The calories and cost start to add up.
The neo core can spin up extremely quickly to rapidly onboard business. As a concept it works and is spot on for neo banks who need licenses fast, or for small lenders looking to mature existing products and processes. While the magic of these solutions is in their simplicity, they don’t look deeper at the inherent problem of migration and integration when you start to scale or innovate.
- Red Velvet Cake
The red velvet is the holy grail of baked goods. It’s a unique marriage of buttermilk, vanilla and a little cocoa. The chemical reaction between these ingredients, creates a deep maroon colour unlike anything on this planet. It isn’t boring, messy and you can’t bake one in less than 30 minutes.
Each layer takes time to perfect while maintaining a surprisingly light core. Banks could learn a lot from the process of baking a red velvet.
Banks are looking to transform their infrastructure for the next ten years and seeking out platforms which offer the ability to build on these layers.
Breaking down applications into interconnecting microservices through APIs allows for change over time without the burden of “unbundling” or retesting. This creates agility in delivery. The ability to scale individually – expanding and contracting – ensuring no part of the “cake” is wasted.
As you expand outside of the core this approach allows you to flex appropriately to target specific markets without having to lift and shift the whole stack. You can mix the ingredients to cater specifically for the country, the regulation and the target customer – decommissioning or swapping components that aren’t the right fit without being held prisoner.
Transforming your core banking platform is extremely difficult.
There are many cheat codes and easy routes to landing “neo” platforms which on the surface look great. However they soon start to crumble with the pressures of manufacturing and distribution.
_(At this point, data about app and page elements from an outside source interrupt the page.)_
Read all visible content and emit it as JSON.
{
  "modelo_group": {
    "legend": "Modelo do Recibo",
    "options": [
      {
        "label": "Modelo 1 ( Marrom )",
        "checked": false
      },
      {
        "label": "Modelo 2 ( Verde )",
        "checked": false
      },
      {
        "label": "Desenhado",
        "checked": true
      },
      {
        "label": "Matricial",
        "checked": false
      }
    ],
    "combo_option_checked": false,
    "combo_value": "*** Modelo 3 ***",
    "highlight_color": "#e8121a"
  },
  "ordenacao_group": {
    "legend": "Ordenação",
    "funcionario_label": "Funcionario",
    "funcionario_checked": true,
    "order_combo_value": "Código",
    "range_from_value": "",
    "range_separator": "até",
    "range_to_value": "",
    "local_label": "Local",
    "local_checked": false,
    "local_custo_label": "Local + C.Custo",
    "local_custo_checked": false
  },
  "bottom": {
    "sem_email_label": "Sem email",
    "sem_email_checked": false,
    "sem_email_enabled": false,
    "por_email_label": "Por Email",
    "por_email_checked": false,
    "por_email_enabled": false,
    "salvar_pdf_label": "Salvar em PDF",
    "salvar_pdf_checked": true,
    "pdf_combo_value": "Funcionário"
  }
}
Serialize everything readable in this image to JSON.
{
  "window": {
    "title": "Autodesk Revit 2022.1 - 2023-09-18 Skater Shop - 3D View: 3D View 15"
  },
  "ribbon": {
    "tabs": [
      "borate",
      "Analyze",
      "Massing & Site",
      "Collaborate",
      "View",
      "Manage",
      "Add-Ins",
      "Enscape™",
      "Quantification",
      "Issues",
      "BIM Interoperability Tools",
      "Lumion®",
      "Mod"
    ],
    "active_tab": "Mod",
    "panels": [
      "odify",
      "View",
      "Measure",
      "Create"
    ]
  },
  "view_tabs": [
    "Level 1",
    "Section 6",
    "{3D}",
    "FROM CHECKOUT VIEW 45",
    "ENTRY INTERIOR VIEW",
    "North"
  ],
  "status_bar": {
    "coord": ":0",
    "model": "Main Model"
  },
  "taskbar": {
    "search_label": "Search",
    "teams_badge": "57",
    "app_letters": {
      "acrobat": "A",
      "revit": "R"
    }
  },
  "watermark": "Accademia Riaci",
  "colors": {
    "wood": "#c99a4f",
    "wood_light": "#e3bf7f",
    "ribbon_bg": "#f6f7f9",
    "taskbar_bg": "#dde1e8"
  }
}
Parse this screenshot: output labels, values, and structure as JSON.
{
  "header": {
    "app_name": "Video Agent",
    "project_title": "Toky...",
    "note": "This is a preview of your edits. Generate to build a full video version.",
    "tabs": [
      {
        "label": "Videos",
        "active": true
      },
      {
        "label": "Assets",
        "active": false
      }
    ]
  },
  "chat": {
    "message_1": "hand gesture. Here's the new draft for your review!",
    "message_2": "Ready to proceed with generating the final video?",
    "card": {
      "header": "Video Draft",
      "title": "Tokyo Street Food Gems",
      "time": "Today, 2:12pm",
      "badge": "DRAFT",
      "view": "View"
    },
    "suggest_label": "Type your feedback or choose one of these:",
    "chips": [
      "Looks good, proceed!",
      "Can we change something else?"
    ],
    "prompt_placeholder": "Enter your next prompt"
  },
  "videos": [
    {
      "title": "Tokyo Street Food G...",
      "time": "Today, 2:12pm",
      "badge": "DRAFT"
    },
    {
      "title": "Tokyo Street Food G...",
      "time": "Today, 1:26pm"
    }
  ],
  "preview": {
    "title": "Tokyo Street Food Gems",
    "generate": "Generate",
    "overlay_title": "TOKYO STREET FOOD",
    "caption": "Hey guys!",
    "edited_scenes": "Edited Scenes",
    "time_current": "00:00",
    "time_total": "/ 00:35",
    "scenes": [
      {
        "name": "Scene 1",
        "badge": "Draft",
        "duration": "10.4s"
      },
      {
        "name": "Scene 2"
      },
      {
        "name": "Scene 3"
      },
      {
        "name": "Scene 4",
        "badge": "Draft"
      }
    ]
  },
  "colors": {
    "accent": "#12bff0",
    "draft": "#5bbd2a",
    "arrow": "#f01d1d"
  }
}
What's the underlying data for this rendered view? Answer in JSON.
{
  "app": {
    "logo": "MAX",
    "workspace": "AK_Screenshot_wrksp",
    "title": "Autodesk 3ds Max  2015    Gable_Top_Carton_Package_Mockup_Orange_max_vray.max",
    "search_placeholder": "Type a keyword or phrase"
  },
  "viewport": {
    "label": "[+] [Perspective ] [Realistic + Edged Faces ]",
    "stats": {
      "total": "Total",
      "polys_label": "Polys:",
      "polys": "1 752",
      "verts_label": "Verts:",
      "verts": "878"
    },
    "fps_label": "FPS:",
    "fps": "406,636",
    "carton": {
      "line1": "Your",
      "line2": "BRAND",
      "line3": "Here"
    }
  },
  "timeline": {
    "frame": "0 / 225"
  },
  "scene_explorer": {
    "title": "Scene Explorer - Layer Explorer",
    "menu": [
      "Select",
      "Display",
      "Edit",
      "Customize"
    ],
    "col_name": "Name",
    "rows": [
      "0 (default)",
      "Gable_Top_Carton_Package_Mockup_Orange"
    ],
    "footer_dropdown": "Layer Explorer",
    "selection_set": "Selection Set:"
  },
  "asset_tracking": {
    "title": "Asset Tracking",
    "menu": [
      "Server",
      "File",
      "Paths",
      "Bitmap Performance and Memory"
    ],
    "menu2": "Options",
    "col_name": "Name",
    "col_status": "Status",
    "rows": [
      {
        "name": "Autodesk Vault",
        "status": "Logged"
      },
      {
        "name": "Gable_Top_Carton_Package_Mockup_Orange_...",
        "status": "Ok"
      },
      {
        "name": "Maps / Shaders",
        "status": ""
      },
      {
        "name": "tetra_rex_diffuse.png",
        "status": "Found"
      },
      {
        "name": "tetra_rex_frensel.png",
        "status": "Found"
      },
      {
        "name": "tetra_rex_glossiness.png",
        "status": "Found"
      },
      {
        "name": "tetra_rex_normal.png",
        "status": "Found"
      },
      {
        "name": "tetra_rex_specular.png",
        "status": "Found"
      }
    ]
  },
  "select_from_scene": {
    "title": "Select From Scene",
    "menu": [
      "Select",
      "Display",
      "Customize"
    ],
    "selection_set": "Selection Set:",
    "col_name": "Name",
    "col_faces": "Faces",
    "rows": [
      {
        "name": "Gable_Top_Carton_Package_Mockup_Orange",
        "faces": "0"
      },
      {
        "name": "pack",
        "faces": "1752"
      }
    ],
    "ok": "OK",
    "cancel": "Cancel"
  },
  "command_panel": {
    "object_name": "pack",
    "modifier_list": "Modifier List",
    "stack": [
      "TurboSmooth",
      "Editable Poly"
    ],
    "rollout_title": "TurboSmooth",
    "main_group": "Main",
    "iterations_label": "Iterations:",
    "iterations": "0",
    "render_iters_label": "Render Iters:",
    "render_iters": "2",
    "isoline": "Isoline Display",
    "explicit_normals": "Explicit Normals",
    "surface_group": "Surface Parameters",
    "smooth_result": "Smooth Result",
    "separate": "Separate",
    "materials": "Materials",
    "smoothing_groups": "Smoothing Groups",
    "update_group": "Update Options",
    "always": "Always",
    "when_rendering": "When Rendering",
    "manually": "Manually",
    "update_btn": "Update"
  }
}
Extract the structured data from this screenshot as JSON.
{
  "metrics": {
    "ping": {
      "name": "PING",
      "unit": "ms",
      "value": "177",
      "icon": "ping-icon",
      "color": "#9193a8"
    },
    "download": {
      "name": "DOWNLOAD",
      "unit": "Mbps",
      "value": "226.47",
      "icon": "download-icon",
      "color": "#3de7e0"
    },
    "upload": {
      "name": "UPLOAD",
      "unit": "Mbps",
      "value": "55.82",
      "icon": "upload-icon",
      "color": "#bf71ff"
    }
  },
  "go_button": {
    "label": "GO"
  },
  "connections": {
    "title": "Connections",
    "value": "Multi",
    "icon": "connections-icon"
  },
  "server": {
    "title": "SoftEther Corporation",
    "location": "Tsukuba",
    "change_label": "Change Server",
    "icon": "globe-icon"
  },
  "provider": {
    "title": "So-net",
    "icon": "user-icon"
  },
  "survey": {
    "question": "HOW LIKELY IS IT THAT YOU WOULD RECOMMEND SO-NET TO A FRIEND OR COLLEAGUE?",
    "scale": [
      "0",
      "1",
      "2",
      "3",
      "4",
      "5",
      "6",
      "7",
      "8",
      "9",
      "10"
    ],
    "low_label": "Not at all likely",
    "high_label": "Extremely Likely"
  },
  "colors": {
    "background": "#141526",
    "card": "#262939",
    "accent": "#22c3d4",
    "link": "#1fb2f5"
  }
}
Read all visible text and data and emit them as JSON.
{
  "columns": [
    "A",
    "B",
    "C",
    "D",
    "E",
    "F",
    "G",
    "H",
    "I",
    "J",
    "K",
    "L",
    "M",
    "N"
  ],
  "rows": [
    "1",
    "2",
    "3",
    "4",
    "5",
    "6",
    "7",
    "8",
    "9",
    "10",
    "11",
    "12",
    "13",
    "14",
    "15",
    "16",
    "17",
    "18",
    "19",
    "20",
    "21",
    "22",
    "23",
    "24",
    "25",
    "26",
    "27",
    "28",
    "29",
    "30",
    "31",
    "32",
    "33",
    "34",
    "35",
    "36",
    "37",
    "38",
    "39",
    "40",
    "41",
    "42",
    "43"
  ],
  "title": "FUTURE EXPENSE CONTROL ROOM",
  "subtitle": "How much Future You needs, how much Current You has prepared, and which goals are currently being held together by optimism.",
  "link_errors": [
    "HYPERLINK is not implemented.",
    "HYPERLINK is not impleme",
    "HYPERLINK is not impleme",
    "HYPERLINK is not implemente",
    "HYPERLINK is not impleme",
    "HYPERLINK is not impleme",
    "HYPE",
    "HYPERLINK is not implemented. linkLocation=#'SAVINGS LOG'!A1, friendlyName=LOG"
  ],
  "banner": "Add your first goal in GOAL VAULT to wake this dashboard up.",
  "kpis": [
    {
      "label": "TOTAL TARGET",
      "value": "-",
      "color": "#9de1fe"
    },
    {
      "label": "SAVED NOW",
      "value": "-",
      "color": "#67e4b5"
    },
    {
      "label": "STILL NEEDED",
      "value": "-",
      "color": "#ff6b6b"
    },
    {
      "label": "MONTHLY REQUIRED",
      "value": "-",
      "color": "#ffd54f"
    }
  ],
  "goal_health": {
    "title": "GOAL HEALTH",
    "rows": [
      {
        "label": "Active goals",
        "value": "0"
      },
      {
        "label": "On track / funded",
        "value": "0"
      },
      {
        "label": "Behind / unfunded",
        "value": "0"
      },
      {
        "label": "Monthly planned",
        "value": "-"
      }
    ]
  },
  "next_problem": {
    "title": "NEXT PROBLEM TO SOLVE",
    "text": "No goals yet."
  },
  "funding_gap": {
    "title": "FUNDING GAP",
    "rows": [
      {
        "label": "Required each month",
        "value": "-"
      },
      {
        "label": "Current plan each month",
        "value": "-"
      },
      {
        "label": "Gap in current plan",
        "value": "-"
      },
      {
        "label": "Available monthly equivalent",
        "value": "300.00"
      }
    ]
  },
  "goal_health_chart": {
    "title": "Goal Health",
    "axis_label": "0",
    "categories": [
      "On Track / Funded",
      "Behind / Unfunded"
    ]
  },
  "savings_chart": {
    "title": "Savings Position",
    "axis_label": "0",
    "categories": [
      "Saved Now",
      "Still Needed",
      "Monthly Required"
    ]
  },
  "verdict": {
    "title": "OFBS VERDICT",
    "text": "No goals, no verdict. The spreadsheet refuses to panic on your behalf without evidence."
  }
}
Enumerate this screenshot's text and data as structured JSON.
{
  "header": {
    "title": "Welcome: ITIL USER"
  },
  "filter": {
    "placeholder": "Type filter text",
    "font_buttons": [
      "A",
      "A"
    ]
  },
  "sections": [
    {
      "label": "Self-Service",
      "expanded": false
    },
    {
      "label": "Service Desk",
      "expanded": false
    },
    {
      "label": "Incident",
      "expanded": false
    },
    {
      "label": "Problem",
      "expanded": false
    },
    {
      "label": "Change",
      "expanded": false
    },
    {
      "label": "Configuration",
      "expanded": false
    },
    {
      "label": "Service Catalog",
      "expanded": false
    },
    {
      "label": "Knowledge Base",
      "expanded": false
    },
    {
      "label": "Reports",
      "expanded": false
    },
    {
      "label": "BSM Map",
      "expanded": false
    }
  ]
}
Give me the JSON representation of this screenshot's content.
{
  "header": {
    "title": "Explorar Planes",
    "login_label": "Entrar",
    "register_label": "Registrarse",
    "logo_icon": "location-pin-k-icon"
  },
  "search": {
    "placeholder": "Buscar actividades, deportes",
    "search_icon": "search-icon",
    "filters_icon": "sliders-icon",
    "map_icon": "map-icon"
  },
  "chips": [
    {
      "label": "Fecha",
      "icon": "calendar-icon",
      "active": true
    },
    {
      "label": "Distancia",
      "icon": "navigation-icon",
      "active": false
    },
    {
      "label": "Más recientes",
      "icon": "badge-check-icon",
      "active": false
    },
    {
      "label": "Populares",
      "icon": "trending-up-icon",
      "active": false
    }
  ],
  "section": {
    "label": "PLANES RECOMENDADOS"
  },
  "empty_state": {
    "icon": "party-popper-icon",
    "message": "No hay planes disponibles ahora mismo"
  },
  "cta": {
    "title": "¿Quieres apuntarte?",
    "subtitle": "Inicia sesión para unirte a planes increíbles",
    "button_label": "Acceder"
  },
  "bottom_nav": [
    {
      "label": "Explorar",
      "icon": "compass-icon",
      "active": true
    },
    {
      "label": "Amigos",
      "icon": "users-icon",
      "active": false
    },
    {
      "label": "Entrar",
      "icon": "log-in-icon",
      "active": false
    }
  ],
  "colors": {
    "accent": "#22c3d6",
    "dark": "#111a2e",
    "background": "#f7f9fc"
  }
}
The pay-off in building a bank for the future versus the short-term gains of playing it safe is worth every single bite.
By Tom Bentley, sales director, Thought Machine
Leda Glyptis is FinTech Futures’ resident thought provocateur – she leads, writes on, lives and breathes transformation and digital disruption.
She is a recovering banker, lapsed academic and long-term resident of the banking ecosystem.
All opinions are her own. You can’t have them – but you are welcome to debate and comment!
Follow Leda on Twitter @LedaGlyptis and LinkedIn.